(Excerpts from an interface dataset)
= Beginning of Section =

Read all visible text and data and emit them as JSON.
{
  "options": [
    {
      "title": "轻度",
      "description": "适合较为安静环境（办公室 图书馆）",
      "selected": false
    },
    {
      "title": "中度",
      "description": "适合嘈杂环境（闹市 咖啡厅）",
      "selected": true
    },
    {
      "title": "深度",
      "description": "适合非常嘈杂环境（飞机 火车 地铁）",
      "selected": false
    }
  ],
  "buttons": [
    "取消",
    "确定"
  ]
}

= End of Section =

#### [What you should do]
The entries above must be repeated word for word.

#### [Task result]
Read all visible text and data and emit them as JSON.
{
  "options": [
    {
      "title": "轻度",
      "description": "适合较为安静环境（办公室 图书馆）",
      "selected": false
    },
    {
      "title": "中度",
      "description": "适合嘈杂环境（闹市 咖啡厅）",
      "selected": true
    },
    {
      "title": "深度",
      "description": "适合非常嘈杂环境（飞机 火车 地铁）",
      "selected": false
    }
  ],
  "buttons": [
    "取消",
    "确定"
  ]
}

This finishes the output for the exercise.